Everyday Violence in the Lives of Youth
Speaking Out and Pushing Back
Though interpersonal violence is widely studied, much less has been done to understand structural violence, the often-invisible patterns of inequality that reproduce social relations of exclusion and marginalization through ideologies, policies, stigmas, and discourses attendant to gender, race, class, and other markers of social identity. Structural violence normalizes experiences like poverty, ableism, sexual harassment, racism, and colonialism, and erases their social and political origins.
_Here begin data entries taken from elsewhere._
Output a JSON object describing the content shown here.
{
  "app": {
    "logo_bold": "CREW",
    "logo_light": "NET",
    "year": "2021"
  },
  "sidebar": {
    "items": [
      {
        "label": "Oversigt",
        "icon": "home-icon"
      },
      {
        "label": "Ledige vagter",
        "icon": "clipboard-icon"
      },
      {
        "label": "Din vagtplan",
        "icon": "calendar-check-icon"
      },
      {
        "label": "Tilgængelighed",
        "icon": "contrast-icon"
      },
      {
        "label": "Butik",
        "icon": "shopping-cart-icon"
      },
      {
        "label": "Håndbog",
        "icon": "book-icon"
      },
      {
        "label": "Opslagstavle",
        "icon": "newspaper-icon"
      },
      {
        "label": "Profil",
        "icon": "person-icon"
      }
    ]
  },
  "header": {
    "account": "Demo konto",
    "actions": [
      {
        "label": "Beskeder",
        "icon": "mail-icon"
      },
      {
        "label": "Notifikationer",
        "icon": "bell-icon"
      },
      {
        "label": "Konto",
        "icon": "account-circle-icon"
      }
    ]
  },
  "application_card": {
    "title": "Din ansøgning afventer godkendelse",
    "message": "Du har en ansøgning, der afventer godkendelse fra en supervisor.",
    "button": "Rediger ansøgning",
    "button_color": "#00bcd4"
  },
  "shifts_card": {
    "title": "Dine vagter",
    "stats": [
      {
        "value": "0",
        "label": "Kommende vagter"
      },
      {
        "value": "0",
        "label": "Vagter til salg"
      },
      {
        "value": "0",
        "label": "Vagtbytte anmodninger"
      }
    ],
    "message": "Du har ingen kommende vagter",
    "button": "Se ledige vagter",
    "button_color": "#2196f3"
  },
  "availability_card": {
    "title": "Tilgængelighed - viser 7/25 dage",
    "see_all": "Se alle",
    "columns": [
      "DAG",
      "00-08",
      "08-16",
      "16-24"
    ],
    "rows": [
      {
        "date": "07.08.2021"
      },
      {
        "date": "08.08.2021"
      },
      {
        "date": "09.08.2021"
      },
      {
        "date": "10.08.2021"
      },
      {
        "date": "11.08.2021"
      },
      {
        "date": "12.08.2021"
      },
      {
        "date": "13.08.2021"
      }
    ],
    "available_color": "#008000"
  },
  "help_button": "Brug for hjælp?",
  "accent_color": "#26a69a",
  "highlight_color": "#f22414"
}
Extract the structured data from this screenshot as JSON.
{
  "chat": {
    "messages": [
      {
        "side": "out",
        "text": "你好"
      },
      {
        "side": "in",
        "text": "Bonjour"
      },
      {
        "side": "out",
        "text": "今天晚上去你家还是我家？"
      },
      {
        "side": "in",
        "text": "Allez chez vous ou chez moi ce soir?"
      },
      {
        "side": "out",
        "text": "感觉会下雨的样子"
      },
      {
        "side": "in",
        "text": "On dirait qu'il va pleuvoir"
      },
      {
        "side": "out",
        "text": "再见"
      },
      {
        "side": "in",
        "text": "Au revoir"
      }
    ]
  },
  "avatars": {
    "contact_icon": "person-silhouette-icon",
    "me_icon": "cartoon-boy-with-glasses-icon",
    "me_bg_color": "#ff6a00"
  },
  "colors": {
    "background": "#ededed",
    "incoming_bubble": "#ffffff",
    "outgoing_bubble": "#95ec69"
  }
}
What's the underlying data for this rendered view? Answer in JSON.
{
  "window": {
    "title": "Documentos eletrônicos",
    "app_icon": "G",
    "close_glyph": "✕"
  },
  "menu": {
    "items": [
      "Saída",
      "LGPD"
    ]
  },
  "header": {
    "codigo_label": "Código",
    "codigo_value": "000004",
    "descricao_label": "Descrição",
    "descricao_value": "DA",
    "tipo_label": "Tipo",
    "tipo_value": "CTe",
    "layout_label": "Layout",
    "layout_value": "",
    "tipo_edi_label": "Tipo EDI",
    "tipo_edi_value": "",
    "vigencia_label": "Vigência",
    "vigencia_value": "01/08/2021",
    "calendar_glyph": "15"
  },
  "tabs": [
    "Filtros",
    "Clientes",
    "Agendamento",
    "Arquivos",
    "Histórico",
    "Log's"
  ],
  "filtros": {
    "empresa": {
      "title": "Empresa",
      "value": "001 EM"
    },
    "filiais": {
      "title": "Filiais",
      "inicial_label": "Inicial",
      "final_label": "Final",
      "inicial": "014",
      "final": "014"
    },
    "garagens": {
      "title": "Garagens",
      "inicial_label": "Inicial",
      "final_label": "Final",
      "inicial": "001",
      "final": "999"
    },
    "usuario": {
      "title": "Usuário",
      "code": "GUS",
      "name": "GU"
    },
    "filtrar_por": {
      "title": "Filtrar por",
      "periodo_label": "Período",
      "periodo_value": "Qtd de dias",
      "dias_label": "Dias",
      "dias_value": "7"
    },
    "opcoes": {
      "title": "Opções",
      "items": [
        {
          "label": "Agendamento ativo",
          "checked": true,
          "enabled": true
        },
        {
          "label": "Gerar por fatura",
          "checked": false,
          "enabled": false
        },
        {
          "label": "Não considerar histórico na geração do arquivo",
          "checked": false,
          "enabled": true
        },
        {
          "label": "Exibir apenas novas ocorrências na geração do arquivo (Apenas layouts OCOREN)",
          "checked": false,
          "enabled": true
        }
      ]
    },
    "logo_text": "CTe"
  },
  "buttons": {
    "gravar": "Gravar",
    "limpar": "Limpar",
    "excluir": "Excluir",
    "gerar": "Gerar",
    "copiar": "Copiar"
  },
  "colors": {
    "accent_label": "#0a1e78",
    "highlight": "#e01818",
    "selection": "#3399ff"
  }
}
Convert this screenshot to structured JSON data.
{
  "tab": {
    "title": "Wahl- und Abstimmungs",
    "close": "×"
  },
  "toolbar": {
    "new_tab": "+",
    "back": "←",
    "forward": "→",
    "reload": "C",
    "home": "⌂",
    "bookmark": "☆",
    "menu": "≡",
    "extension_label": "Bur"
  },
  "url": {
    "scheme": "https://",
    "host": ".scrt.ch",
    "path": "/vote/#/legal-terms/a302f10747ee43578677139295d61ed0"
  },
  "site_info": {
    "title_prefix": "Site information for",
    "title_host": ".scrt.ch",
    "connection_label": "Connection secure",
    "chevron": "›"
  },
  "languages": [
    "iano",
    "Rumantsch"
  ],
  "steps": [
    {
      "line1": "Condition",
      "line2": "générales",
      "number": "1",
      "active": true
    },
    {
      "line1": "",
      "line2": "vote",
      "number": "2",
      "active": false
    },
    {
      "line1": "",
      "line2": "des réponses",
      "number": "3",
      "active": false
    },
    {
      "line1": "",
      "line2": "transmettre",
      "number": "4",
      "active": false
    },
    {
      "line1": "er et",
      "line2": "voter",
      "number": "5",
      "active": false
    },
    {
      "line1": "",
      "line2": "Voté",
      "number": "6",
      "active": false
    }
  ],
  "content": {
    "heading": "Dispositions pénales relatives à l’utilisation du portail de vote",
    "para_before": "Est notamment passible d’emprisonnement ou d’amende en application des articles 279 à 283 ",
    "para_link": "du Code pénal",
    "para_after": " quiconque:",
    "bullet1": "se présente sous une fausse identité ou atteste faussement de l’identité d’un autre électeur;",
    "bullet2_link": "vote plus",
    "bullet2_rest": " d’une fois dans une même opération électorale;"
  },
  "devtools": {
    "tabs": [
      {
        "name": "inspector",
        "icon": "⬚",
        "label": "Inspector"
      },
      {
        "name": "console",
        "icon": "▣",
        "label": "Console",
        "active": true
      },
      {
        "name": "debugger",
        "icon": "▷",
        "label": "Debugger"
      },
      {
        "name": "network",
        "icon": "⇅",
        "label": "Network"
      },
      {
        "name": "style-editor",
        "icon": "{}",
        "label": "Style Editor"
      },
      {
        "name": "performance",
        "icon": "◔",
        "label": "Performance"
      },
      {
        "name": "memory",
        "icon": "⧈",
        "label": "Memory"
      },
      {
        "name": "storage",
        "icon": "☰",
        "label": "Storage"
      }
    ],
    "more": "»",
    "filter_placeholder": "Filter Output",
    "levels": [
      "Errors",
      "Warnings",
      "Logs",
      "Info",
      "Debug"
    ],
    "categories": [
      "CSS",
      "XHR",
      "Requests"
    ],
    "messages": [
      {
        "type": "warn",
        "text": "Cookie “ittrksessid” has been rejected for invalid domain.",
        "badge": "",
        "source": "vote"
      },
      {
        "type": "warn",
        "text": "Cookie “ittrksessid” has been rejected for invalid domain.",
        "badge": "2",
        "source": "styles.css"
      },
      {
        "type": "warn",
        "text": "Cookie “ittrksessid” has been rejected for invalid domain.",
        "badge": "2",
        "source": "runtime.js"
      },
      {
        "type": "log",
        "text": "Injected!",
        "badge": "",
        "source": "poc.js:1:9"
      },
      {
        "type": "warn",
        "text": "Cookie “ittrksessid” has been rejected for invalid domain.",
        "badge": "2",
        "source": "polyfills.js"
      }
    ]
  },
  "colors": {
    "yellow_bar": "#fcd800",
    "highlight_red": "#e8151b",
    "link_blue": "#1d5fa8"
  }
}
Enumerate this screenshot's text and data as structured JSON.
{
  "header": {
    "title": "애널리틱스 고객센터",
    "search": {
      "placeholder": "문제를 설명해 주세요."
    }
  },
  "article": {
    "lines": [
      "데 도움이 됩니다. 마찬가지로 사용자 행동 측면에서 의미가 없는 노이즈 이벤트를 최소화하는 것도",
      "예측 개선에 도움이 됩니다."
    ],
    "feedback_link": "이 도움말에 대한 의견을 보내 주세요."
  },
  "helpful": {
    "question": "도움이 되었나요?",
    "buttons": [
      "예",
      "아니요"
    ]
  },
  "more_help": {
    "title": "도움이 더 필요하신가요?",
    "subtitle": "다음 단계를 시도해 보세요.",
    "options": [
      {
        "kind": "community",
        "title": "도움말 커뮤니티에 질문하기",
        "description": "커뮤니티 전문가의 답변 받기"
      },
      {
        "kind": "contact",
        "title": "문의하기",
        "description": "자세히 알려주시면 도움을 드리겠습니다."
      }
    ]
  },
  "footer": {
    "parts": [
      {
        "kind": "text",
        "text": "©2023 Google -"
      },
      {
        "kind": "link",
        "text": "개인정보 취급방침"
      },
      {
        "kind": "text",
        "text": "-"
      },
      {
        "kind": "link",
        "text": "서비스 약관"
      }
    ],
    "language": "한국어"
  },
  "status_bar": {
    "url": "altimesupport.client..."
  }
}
The legal structures that provide impunity for those who exploit youth are also part of structural violence’s machinery.
Working with Indigenous, queer, immigrant and homeless youth across Canada, this five-year Youth-based Participatory Action Research project used art to explore the many ways that structural violence harms youth, destroying hope, optimism, a sense of belonging and a connection to civil society. However, recognizing that youth are not merely victims, Everyday Violence in the Lives of Youth also examines the various ways youth respond to and resist this violence to preserve their dignity, well-being and inclusion in society.
Helene Berman, RN, PhD, is a distinguished university professor emerita at the University of Western Ontario and a fellow in the Canadian Academy of Health Sciences. Her program of research, funded by grants from the Canadian Institutes of Health Research (cihr), Social Sciences and Humanities Research Council (sshrc) and Status of Women Canada, has focused on the subtle and explicit forms of violence in the lives of girls and young women. In recent years, she has extended that work to include boys and young men. With a lengthy history of community-based research, Dr. Berman played a lead role in the establishment of the Centre for Research on Health Equity and Social Inclusion and serves as the Centre’s founding academic director.
Catherine Richardson/Kinewesquao is a Métis counsellor specializing in violence prevention and recovery. She lives on the territory of the Kanien’kehá:ka Nation and is an associate professor in the School of Social Work at the University of Montreal. Dr. Richardson is a co-founder of the Centre for Response-Based Practice. Her recent research projects relate to violence prevention with Indigenous youth, women and families. She is the author of Belonging Métis and co-editor of Calling Our Families Home: Métis Experiences with Child Welfare and Failure to Protect: Moving Beyond Gendered Responses. Her work has influenced the development of dignity-driven practice in the Child and Family Services of New South Wales, Australia. She is involved in Indigenous community projects and was twice a delegate to the UN Permanent Forum on Indigenous Issues. She is co-authoring a forthcoming book related to Métis social policy.
Kate Elliott, bsn, mph, md, is a member of the Métis Nation of Greater Victoria. She has a passion for Indigenous youth engagement and traditional beadwork. Elliott possesses an undergraduate degree in nursing and a master’s in public health and social policy from the University of Victoria. Elliott is completing her residency in Indigenous Family Medicine at the University of British Columbia.
Eugenia Canas, PhD, uses participatory and ethnographic approaches to understand how youth perspectives affect the delivery of health services. She is a founding member of the Centre for Research on Health Equity and Social Inclusion (crhesi), which is dedicated to knowledge generation and translation through partnerships between academia and community organizations. Canas served as National Youth Advisory Board co-coordinator in the Voices against Violence project from 2011 to 2017 and is a post-doctoral associate with the Faculty of Information and Media Studies at the University of Western Ontario.